One of her training strategies was to have a running partner. And in fact her training partner, Missy, came along with to run the half with Coreen. Coreen also, kind of jokingly invited her sister to run it with them. Jessica has been running longer than Coreen, but has not ever run long distances. We were both a little surprised when Jessica also committed to flying in from Austin for the race.

As the race approached I think she had some nervous butterflies that go along with the “doing hard thing for the first time” event. But I knew she was ready. Since this race was really Coreen’s I give you a running race more or less in pictures…..

Pancakes the breakfast of champions!

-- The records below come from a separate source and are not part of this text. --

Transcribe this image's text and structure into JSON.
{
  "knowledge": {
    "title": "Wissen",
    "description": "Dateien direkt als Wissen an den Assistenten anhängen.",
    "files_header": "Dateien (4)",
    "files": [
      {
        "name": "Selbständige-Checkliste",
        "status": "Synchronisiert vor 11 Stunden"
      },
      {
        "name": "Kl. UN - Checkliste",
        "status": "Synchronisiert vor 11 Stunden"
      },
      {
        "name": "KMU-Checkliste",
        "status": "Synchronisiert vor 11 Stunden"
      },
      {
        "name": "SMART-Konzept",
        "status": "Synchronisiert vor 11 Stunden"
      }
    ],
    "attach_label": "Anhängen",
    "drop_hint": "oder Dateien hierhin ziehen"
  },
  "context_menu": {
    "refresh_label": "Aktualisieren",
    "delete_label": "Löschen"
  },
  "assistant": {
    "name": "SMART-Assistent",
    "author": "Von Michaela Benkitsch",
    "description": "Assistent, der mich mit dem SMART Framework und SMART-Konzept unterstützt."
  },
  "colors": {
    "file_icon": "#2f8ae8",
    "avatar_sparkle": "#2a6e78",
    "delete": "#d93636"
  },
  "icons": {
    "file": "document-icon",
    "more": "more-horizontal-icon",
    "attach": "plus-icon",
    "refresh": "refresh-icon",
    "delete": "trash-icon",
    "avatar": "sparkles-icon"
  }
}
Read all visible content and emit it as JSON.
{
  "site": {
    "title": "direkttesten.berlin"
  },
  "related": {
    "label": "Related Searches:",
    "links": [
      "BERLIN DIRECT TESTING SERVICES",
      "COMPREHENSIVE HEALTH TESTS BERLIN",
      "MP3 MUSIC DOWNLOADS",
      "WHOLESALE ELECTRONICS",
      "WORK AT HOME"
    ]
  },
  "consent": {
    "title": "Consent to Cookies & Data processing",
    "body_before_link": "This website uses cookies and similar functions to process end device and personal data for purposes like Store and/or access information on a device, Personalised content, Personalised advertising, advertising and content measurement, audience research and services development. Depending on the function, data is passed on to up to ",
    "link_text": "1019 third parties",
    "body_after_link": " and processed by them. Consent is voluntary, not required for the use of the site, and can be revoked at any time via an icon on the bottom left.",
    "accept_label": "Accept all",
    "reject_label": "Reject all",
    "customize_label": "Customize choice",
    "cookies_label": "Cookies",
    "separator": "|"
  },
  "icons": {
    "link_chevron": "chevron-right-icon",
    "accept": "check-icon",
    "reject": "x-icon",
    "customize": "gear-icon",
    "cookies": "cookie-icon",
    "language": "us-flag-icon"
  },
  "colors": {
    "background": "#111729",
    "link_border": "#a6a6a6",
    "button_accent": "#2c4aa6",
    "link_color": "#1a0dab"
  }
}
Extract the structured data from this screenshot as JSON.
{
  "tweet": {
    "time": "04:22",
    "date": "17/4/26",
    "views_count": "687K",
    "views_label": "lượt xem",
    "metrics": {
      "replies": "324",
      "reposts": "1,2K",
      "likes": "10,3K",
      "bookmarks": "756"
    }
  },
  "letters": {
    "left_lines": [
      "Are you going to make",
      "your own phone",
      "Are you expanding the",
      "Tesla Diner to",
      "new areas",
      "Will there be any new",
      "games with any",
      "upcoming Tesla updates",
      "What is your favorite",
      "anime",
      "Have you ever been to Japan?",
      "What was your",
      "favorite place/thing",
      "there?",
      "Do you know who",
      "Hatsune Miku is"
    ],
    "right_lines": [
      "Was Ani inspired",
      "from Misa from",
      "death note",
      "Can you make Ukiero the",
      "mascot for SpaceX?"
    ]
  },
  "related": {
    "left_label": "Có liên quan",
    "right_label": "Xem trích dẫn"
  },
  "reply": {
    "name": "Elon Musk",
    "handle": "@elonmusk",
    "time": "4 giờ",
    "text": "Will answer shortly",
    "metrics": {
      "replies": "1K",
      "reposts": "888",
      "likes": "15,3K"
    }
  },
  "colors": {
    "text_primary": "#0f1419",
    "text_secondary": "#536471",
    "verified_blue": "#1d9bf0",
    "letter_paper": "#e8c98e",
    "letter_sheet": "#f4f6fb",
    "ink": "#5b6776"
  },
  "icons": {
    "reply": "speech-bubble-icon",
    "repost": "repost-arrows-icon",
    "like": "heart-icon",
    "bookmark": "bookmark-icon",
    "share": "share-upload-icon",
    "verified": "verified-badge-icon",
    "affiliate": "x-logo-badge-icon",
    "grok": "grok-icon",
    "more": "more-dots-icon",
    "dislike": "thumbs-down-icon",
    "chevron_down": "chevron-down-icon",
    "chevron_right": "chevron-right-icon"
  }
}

Troops ready to go….


(Jessica, Coreen, Missy)

The weather was perfect. Cool but not cold. Sunny with the rain pushed out of the forecast. (Jessica requested no snow. Happy to oblige!)

The Hartford Ing Marathon is a big event. There were over 15,000 people there to run the marathon, half marathon and 5k events. My bike racing mind thought about what 1500 bikers looked like. But here look a portion of the 15,000 runners….15,000!


Where’s Waldo?????


Other troops ready (and hoping not to have to) go……


Eventually the race started, 10 minutes later everyone crossed the starting line. And so I now got to do something new on race day….go to Starbucks, grab a book, and wait it out. It was a funny feeling to be at a race and not be kitted up. Of course  this was a run, and so I was more than happy to not be kitted up.  🙂

After about 2 hours I made my way to the finish shoot (along with a couple of thousand of other people) to watch for Coreen (the other couple thousand people were obviously there to look for Coreen too!). I managed to see her run in (looking good), yelled her name, and got a smile from her.

Coreen and Missy ran the race together and finished in 2:21. Jessica split from the group and finished in 2:05. All of them met their goals.


I am proud of my runner girl….who I hear may never run another half (which I only half believe)…..but is considering some sprint tri’s next summer.

Picture of the Day


“Fight Like a Girl”